Items from an interface collection
------------
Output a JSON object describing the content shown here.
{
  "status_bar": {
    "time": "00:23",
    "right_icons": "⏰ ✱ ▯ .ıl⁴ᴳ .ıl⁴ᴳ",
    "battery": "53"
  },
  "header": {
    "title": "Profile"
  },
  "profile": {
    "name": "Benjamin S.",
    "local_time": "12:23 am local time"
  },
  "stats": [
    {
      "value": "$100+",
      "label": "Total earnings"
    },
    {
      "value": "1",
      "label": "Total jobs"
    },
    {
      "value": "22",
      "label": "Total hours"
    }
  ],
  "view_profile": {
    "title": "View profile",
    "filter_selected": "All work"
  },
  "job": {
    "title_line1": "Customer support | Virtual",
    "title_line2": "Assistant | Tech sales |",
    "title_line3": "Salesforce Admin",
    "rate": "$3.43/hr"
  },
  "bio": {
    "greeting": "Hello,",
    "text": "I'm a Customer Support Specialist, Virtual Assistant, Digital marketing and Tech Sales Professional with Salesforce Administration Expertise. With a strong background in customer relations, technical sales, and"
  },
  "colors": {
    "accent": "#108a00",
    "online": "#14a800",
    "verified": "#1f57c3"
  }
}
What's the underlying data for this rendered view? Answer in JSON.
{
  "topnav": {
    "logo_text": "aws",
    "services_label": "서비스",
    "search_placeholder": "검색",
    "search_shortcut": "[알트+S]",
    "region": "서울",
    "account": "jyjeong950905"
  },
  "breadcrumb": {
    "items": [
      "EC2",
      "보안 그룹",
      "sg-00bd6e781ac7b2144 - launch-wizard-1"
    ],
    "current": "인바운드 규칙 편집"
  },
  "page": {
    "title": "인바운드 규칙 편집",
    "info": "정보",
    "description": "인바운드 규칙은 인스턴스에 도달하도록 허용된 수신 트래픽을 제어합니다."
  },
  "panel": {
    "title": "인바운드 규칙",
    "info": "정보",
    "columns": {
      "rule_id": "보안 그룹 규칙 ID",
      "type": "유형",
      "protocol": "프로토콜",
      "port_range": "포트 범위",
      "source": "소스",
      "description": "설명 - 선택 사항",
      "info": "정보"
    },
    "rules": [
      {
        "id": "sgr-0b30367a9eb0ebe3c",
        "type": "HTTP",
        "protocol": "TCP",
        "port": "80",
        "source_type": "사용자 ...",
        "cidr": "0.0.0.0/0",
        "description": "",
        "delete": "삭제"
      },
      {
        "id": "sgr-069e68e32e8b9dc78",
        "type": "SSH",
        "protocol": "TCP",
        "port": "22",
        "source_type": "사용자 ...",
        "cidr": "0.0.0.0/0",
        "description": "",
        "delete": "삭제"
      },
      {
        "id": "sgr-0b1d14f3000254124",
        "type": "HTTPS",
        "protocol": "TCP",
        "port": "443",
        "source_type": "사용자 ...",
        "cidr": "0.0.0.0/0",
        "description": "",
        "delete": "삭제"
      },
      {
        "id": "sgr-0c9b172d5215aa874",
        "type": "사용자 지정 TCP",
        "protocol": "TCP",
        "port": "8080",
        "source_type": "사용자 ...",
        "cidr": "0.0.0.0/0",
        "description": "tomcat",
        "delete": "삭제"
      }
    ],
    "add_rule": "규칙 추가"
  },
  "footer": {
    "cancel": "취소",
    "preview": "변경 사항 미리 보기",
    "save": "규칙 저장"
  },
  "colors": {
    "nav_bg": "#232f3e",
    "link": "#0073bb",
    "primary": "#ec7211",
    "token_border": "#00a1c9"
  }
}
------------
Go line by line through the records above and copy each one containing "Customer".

**Written solution:**
    "title_line1": "Customer support | Virtual",
    "text": "I'm a Customer Support Specialist, Virtual Assistant, Digital marketing and Tech Sales Professional with Salesforce Administration Expertise. With a strong background in customer relations, technical sales, and"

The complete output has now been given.